Task to complete
Write out every line below that includes the word "Yeni".
|---|
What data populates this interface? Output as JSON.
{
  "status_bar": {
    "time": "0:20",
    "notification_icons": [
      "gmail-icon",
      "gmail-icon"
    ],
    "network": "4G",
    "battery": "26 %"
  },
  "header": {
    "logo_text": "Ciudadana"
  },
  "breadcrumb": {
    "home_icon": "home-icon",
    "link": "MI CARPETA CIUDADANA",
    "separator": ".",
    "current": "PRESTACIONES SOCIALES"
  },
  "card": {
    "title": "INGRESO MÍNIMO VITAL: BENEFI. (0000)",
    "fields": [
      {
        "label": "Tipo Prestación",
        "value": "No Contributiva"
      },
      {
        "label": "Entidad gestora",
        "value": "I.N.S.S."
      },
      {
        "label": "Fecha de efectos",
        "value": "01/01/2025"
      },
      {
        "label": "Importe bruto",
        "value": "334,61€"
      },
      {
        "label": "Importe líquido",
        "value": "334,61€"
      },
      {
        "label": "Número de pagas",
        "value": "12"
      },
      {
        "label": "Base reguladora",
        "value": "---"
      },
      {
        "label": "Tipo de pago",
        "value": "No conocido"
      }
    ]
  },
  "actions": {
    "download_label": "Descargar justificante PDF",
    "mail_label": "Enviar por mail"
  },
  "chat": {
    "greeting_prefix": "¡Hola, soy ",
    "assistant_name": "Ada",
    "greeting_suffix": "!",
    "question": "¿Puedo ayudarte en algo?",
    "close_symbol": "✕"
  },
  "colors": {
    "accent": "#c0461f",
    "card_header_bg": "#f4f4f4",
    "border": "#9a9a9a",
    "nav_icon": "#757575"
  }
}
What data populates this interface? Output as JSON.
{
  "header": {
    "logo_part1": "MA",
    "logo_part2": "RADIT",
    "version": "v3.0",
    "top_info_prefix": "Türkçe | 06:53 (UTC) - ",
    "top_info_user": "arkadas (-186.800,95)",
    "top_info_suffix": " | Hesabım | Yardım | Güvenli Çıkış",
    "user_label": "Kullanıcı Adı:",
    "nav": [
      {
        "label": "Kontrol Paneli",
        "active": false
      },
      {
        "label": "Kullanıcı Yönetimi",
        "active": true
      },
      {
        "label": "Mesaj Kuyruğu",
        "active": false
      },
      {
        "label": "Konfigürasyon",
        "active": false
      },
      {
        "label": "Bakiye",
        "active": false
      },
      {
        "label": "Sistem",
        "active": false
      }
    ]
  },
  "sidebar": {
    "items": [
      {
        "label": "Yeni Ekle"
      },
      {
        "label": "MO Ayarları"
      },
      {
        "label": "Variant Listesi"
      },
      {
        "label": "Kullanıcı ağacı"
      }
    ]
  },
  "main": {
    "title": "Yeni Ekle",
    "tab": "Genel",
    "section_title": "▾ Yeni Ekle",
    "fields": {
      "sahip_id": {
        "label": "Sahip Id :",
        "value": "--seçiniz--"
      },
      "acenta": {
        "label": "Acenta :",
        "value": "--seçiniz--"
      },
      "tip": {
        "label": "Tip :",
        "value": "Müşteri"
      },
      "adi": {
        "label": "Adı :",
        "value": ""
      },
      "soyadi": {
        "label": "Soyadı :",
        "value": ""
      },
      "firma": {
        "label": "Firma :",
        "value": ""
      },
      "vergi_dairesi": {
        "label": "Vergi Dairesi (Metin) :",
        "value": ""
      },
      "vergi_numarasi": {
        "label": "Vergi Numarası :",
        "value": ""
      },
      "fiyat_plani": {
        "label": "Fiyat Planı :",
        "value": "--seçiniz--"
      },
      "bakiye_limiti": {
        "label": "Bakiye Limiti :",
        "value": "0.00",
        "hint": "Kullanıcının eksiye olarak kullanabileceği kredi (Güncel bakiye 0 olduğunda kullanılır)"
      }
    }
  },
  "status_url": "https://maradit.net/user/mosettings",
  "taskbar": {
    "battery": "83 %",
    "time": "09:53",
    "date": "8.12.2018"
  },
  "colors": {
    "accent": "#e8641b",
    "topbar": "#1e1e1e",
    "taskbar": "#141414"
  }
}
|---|
Answer space
        "label": "Yeni Ekle"
    "title": "Yeni Ekle",
    "section_title": "▾ Yeni Ekle",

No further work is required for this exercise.